START Records to process

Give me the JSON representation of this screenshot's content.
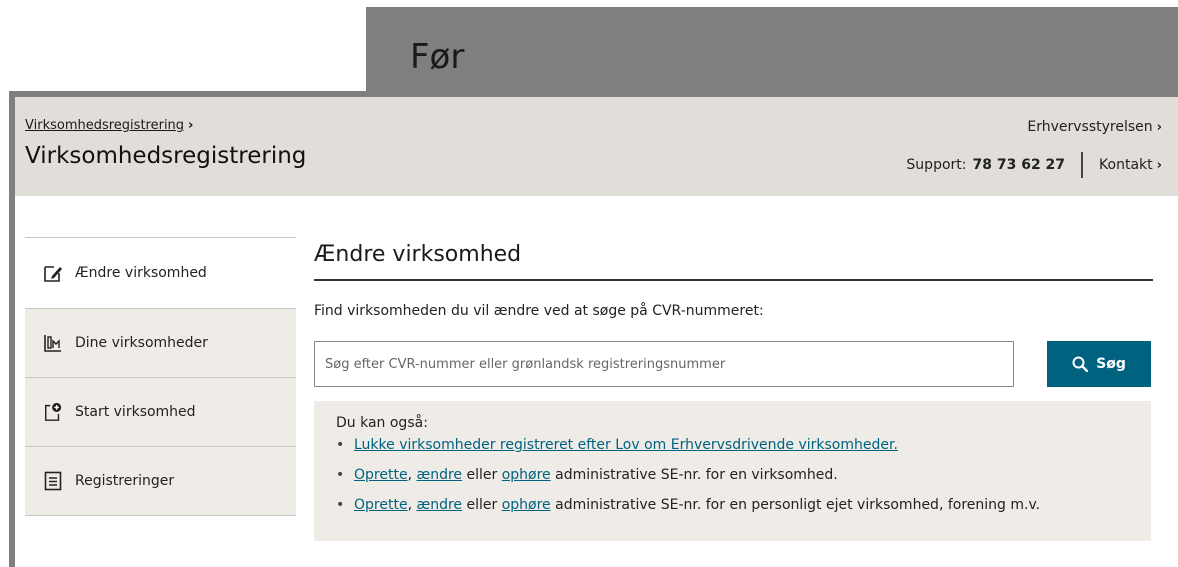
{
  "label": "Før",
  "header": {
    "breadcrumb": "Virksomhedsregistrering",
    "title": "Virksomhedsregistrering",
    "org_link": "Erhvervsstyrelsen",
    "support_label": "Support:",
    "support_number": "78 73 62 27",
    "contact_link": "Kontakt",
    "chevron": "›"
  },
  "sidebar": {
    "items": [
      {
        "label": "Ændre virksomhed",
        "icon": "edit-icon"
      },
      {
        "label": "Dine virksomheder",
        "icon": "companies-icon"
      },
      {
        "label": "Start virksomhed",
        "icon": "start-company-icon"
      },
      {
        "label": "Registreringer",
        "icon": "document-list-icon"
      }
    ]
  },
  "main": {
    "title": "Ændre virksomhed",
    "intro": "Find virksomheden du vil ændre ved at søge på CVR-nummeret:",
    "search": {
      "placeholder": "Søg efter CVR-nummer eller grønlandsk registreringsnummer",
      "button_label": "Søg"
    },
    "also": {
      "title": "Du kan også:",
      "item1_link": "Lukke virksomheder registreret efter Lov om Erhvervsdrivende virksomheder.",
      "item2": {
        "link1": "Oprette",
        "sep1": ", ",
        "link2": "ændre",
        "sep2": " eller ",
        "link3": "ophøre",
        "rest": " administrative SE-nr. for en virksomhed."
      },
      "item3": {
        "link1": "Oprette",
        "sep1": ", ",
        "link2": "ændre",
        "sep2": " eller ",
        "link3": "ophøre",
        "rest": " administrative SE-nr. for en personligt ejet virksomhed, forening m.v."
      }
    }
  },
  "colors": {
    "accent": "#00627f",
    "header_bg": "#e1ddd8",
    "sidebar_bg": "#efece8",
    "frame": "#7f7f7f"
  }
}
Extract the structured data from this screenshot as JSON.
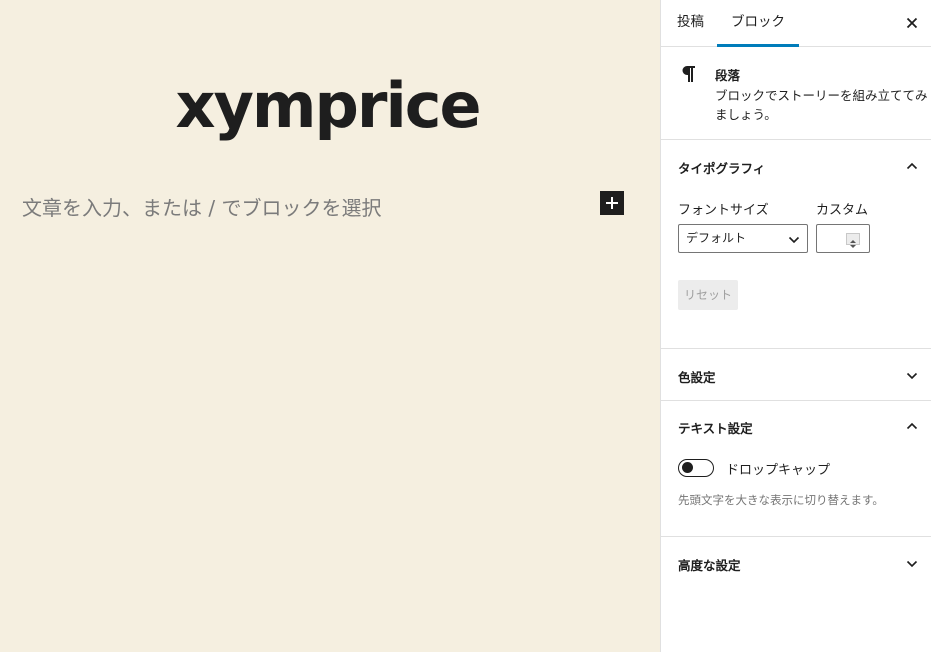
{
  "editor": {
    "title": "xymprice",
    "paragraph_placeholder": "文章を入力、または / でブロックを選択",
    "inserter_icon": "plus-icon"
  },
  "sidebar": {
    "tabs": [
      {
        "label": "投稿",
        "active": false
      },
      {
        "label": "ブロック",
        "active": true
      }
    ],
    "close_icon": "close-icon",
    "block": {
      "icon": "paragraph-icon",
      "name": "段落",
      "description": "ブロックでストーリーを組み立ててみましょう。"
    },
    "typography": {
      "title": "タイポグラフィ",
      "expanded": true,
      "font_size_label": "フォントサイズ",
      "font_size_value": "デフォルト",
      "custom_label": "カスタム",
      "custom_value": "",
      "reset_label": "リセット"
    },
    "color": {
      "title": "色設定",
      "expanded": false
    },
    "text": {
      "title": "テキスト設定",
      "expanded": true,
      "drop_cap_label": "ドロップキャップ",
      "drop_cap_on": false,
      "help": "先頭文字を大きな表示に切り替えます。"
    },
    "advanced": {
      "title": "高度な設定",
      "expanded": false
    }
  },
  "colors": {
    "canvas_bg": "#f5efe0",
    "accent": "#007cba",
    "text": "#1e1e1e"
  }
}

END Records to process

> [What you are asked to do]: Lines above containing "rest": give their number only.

> [Exercise answer]: 2